While initiating talks with the provinces to work out a new framework for Senate reform, I would begin immediately  with a policy of only appointing elected Senators.  This could be done by, when a vacancy comes up, asking the Premier of whatever province the vacancy is in to hold an election for the Senate seat. The Premier would then be able to state that the term for which the senator will be elected is 5 years, after which time the provincial election agency will issue a new writ. While not technically legally bound to observe it, since they would have agreed to  the term with their provincial authority they would be morally bound to observe it.
The prime Minister would then appoint the winner, regardless of what party won.
This would bring pressure to bear on the  appointed Senators who are currently riding the gravy train in exchange for their [past service and current  rubber stamp (in many cases) to resign when called on to do so and face the voters , or make way for the new.

If part of the goal of reform is to use the Senate as a check and balance against either abuse or monopoly of power, since it would be the premiers and their provincial election authorities  holding the Senate elections it would follow that it would be provincial parties putting up candidates to contest them, thus, you will have Senators from such diverse  parties as the BC Liberals, Wild rose, Saskatchewan party, Parti Liberal du Quebec, Coalition Avenir Quebec, Parti Quebecois and so on. The effect would be that non partisan agreement would need to be reached, and there would be less chance of legislation passing that favours one region over another, since they will be watching out for the interests of their provinces. It would also put a stop to the federal government encroaching on provincial jurisdictions.
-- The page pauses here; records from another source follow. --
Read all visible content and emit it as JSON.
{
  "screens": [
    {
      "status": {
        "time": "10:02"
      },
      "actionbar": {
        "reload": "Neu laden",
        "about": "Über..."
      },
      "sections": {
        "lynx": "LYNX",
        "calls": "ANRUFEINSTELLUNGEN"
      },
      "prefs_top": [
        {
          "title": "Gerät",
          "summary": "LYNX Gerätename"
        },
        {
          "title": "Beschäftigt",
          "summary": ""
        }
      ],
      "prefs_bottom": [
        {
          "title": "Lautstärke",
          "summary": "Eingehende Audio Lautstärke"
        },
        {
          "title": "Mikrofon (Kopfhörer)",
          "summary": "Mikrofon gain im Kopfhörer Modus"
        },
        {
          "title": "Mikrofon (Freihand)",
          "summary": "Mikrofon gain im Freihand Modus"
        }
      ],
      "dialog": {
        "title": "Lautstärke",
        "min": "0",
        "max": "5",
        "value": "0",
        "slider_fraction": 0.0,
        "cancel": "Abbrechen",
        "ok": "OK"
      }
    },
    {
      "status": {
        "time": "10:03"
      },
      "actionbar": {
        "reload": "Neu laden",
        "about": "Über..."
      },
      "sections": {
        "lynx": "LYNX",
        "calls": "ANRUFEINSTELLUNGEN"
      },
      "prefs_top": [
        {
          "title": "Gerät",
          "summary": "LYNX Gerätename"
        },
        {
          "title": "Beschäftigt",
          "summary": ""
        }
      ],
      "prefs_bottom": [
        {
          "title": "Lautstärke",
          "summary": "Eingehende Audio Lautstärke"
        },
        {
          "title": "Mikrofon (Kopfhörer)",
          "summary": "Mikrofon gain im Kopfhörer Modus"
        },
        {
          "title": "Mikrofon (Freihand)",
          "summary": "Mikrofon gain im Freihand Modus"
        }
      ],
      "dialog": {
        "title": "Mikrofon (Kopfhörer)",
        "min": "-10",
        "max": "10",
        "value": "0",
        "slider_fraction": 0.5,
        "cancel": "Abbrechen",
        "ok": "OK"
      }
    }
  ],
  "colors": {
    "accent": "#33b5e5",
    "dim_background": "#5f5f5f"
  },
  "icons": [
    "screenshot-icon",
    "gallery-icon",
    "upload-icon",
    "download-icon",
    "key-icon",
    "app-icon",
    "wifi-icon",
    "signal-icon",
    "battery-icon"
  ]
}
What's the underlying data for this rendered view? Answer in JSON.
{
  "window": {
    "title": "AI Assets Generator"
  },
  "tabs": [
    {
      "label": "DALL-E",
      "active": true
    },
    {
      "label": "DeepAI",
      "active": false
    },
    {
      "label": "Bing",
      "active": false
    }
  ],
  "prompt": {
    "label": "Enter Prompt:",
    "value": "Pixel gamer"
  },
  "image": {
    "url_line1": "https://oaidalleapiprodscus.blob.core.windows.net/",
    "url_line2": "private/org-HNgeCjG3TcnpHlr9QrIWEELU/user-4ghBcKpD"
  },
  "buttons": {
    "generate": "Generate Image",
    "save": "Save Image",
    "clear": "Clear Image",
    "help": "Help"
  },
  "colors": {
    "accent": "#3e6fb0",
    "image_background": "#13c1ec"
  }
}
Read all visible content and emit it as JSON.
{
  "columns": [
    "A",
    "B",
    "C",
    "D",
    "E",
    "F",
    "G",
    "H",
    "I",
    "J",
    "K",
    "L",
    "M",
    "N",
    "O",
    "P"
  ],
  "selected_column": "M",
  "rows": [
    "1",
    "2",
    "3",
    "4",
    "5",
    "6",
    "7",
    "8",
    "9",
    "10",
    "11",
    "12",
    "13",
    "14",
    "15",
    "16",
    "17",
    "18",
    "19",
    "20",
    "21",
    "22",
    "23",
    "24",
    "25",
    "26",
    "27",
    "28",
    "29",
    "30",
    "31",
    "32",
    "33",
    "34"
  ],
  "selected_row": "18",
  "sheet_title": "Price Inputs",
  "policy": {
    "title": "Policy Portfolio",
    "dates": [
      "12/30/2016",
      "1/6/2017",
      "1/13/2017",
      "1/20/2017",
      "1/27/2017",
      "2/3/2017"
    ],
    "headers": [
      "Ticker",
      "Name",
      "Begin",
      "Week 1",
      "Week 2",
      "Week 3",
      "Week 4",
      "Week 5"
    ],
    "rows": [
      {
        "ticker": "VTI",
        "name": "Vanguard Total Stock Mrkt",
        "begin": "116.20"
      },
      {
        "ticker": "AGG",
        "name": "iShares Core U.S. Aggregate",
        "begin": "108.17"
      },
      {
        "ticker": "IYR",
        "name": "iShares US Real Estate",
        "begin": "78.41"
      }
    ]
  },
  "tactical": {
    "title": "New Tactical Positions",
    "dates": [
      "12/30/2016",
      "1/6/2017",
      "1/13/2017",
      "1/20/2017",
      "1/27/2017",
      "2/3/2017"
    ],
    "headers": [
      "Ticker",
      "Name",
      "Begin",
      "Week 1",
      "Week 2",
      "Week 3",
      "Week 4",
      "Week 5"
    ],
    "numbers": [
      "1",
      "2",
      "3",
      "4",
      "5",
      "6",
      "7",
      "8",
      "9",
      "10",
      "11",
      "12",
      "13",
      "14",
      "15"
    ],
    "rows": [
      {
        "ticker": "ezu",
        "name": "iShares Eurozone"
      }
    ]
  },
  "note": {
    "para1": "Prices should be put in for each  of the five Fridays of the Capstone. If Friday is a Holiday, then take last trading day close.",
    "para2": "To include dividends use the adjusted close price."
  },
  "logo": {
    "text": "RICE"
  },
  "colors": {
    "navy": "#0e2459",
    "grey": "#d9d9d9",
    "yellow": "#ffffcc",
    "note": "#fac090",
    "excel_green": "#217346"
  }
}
This would place limits on federal power, which serves the common good, as the government that governs least governs best.

While media and party loyalists turn the current Senatorial follies into a witch hunt for partisan political gain, let's look instead at ideas by which we can make the system work for the common good of the whole country so that situations such as we have seen over the years  prompting the cries for abolition or reform become the exception and not the rule.